By the year 2020, six terabytes of data will be on file for each of us – that’s the text equivalent of three million books for every person on earth! And yet, only three percent of the data is indexed and can therefore be found in the World Wide Web. Even less of the data is being analyzed.
Big data delivers the technologies to record, store, and analyze these huge and more importantly unstructured masses of data and to present the results in usable ways. But since data in itself is not useful for anything, it has to be turned into information. Big Data has to become smart data before concrete action recommendations can be derived from the data pool.
In order to properly analyze large amounts of data, you have to understand it – meaning you need to know where the data comes from and what the context is, for instance how the devices and systems work and which sensory and measuring technologies are used to extract useful data. The crucial factor here is not necessarily the “mass” (big), but the “valuable content” (smart). In the future, smart data will answer not only the question “What is happening in my system right now?” but also "Why is it happening?” or even “What is going to happen next and what should we do?"
When it comes to smart data, ISB favors an approach by which a functioning solution is implemented with manageable effort – initially limited to one business domain. This matches a general trend in software development, moving away from rigid waterfall models and toward agile approaches. This way, the overall success of a project can be verified at an early stage by means of partial successes. Based on assessable partial results, important detail decisions can be improved and lead to a better overall result.
We start the project with the following questions:
- What concrete information does the domain need?
- What is the right size for the first pitch?
- What is the company's maturity level regading big data/ smart data?
- What is a suitable starting point for the project?
The advantages of this approach are clear: specific questions within a domain are more sharply defined. There is common understanding of the problems.
For many years, CONET ISB’s activities have focused on the automotive aftermarket sector. Our customers’ expertise perfectly complements our deep understanding of the challenges in this market segment. In addition, we have worked with the Research Center for Information Technology (FZI) for many years. The cooperation ensures that we always use the latest research findings in our projects.
The following is an example scenario in the aftermarket sector which illustrates how smart data can break new ground to provide entirely new insights.
A key concept in the scenario is that of domain-specific ontologies, formally structured representations of specialist terms with their references and rules. These express the semantic connections within the domain. In our approach, we use domain-specific ontologies to represent knowledge that is dynamically attributed to the objects of the ontology from various sources.
Specialist systems usually work with a structured model that satisfies a domain-specific ontology. Recording and maintaining data in these systems takes a great deal of effort and discipline. Big data, on the other hand, is generated in more heterogeneous, sometimes unstructured ways. Examples of such information are the many publications on the internet on various topics, which are often only available in unstructured texts.
In our scenario, we want to help our customer to bridge the gap between the structured and the unstructured world using the methods of smart data. The essential added value of our smart data approach lies in the fact that incoming data does not have to be forced into a rigid data model before usable information can be extracted. Rather, its informational content is dynamically and continuously integrated into the existing knowledge base, as the diagram illustrates.
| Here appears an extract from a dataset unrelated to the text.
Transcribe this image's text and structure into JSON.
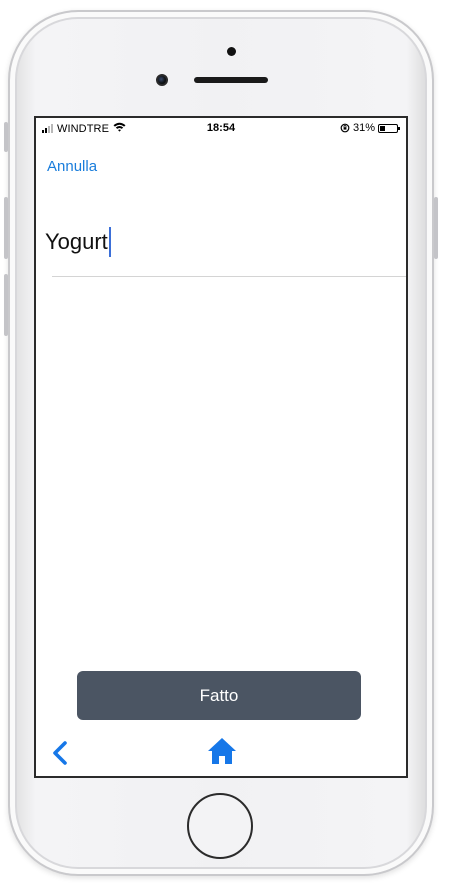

Internet forums, blogs, or editorial publications provide a wealth of information that can prompt action if recognized early. The semantic linkage of various data sources with our smart data approach opens up new insights that would not be recognized without such an approach.
In forums, for instance, quality issues of our customers’ products are discussed, trends in the aftermarket business are illuminated, or new market developments are described and discussed. We automatically search for this information and augment the structured data of the customer portals and applications with this current information from the internet.
The goal is to use smart data technologies to identify statements and opinions published on the web nearly in real time, to add them to the customer’s master data, and thus offer more information and provide a solid basis for decisions. Other information sources such as sensor networks or data from existing white paper can also be integrated. In keeping with our approach, however, this should occur in stages and based on the experience of initial simple stages.
This use of current, unstructured internet data gives our customers a temporal lead and the possibility to be pro-active early instead of just reacting. The customer’s scope of action can be better exploited. More efficient and more economical solutions become possible, providing a competitive advantage.